This demonstration shows the motion of an electric charge in uniform electric and magnetic fields. The charge, E field, and B field magnitudes are all controllable, as are the field orientations and the initial velocity vector of the charge. Note that for nearly all combinations of parameters, the result is that the charge spirals toward a position, comes to a stop save for circular motion, and then reflects back in roughly the original direction. Why?

### 4.3: Magnetic Field of a Current-Carrying Wire

Please watch this lecture series, pausing to take notes, before moving on to the reading below.

Read these sections: "Ampere Experiments", "Ampere's Law", "Ampère's Circuital Law," "Magnetic Field of a Solenoid," and "Gauss' Law for Magnetic Fields." In addition, click on the link to Example 8.3, and work through this example before looking at the solution. Make sure you understand not only the solution but also how to approach solving the problem so that you can obtain the solution yourself. You will be responsible for being able to solve problems of this type on the final exam.

This is a simulation of another classic classroom demonstration, in which you trace out the magnetic lines of force surrounding a current-carrying wire. The lines of magnetic force are circles surrounding the wire, and the direction of the magnetic field reverses when the current reverses. Practice using the right-hand rule to determine the direction of the magnetic field, and make sure you get the same result as in the demonstration.

This demonstration illustrates the magnetic field surrounding a current loop. The magnetic field has a cylindrical axis of symmetry on the axis of the current loop.

### 4.4: Magnetic Materials

Please read this section: "Origin of Permanent Magnetism."

This demonstration illustrates the process of magnetization of a magnetic material in an external field. As the magnetic domains (small bar magnets) become more highly aligned, the magnetic field produced by the material increases. Note that when all (or most) domains are aligned, the material cannot become more highly magnetized. This is the phenomenon of magnetic saturation.

### Unit 4 Assessment

Take this assessment to see how well you understood this unit.

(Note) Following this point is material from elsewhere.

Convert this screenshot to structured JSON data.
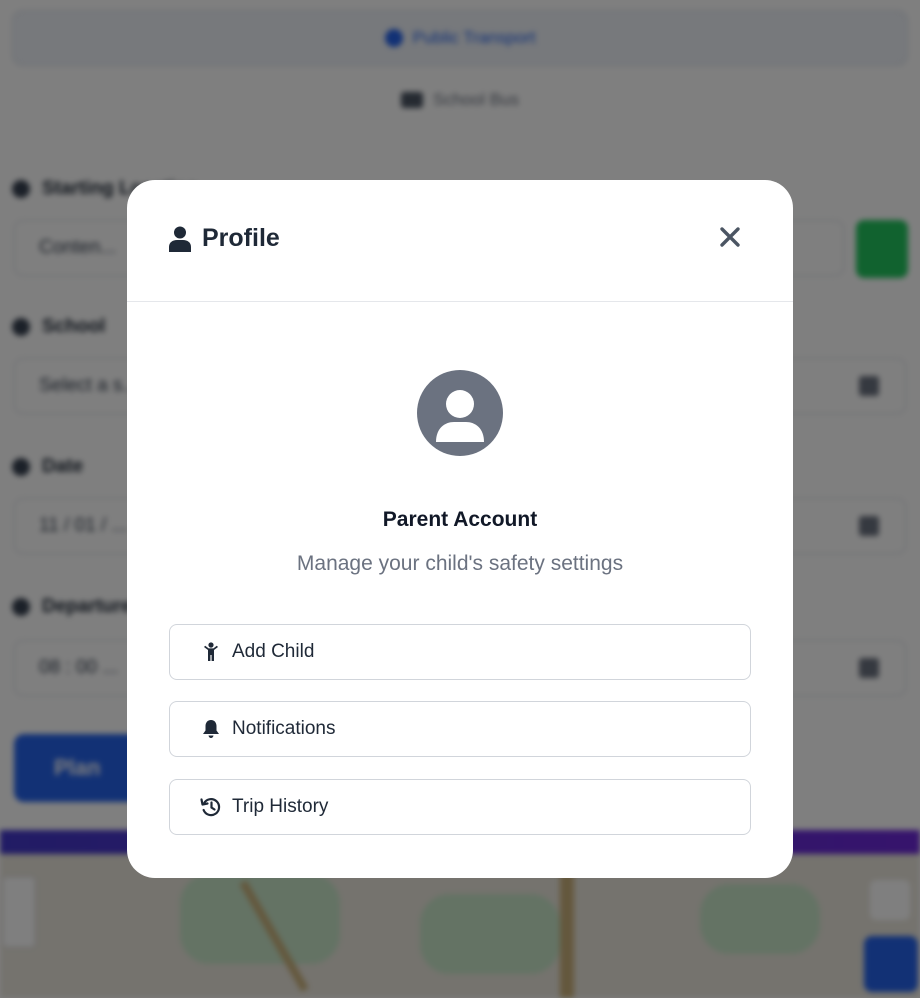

- This assessment
**does not count towards your grade**. It is just for practice! - You will see the correct answers when you submit your answers. Use this to help you study for the final exam!
- You can take this assessment as many times as you want, whenever you want.

- This assessment